++++ Given records ++++

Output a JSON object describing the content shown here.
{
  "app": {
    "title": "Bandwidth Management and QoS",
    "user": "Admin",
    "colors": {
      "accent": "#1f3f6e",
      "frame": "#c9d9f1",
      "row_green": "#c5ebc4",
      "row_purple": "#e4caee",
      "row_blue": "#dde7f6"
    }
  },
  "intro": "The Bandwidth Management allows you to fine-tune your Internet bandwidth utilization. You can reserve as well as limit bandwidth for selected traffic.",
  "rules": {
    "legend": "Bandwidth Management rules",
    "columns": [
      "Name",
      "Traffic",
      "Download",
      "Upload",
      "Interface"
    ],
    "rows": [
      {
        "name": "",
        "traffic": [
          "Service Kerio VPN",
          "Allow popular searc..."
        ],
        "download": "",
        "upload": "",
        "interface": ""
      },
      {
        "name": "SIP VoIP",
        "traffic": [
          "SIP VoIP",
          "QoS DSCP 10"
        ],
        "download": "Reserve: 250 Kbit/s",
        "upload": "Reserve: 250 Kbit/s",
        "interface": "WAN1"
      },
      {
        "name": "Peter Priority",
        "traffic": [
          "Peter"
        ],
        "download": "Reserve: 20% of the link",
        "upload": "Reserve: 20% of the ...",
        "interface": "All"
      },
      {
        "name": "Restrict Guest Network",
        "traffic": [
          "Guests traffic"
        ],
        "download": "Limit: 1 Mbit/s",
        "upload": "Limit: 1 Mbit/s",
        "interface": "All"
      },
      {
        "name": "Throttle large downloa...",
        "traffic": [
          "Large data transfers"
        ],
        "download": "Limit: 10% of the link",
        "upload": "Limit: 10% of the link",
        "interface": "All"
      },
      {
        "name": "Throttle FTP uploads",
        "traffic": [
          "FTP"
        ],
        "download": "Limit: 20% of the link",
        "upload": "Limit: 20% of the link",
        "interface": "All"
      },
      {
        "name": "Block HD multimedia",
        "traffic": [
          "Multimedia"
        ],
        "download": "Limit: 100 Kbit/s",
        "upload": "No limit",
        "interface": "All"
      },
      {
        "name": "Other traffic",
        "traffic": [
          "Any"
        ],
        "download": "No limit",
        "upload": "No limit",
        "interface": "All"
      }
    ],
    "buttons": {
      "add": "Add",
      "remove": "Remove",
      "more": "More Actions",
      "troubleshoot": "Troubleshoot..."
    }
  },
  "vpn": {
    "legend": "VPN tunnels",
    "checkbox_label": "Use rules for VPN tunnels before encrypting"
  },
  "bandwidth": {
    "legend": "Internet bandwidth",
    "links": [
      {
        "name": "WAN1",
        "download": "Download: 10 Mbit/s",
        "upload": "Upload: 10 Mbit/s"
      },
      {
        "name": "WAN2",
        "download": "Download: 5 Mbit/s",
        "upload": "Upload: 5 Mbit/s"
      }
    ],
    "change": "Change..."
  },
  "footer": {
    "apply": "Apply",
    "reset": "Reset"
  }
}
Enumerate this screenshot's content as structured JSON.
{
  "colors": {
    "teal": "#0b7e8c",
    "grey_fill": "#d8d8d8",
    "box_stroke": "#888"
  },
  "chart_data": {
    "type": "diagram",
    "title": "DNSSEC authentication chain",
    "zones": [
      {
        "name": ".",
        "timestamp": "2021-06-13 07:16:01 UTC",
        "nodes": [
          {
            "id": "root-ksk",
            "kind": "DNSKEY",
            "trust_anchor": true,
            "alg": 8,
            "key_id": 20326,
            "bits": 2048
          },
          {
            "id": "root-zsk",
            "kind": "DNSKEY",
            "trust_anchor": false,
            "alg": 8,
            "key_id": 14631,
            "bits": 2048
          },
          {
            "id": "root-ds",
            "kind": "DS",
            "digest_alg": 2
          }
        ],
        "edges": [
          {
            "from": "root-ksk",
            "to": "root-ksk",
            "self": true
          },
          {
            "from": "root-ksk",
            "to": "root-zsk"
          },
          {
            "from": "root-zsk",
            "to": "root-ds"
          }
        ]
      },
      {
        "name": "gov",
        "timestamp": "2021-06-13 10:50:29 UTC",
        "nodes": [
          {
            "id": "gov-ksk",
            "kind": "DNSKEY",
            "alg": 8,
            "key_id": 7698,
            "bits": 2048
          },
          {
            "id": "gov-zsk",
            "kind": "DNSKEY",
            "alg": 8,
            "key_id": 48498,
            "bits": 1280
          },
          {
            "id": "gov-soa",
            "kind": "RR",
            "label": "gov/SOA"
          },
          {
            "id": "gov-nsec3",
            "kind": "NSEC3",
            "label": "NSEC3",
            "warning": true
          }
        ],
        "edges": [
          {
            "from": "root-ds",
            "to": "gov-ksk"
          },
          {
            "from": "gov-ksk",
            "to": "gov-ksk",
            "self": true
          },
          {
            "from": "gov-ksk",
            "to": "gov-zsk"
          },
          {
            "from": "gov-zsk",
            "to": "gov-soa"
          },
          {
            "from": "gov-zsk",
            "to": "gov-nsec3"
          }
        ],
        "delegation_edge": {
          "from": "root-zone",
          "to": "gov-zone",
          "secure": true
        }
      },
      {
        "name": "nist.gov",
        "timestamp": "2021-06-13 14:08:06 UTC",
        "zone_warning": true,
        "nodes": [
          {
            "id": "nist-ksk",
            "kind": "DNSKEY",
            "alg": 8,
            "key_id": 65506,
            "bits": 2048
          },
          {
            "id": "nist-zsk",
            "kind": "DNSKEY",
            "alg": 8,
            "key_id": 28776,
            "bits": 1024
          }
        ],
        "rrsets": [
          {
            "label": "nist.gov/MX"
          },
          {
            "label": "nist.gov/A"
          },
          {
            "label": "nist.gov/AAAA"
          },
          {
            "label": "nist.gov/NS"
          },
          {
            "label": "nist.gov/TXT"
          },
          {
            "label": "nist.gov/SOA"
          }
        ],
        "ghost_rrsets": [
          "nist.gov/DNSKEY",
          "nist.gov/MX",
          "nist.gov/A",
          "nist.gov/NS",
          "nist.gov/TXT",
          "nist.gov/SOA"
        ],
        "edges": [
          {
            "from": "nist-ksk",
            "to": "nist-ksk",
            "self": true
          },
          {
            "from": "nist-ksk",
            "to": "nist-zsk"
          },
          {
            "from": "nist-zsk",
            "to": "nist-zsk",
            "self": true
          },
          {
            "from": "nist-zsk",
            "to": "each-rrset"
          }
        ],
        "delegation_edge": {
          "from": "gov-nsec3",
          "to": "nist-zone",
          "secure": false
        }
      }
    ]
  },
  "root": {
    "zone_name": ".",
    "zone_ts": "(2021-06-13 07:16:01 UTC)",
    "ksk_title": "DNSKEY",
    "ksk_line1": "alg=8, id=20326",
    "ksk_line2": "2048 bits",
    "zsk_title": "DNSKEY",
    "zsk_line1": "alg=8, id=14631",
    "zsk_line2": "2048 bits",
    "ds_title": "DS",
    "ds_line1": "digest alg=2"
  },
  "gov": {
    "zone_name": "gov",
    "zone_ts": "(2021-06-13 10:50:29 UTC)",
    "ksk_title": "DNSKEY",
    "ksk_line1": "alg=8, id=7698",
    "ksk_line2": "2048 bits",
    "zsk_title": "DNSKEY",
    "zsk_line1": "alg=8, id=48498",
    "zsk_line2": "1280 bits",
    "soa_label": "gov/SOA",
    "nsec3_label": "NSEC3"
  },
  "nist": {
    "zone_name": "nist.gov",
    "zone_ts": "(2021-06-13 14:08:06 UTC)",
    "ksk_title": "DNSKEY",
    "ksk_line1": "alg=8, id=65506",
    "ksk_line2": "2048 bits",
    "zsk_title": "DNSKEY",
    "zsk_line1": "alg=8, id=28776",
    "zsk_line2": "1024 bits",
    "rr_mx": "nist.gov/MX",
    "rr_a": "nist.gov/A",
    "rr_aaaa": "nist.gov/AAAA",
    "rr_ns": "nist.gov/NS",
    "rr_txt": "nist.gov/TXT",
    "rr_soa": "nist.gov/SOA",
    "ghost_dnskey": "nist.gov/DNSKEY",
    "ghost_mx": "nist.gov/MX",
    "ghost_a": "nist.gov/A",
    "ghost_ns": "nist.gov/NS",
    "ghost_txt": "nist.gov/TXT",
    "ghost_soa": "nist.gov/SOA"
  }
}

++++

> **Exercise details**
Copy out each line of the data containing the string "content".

> **Response to this task**
Output a JSON object describing the content shown here.
Enumerate this screenshot's content as structured JSON.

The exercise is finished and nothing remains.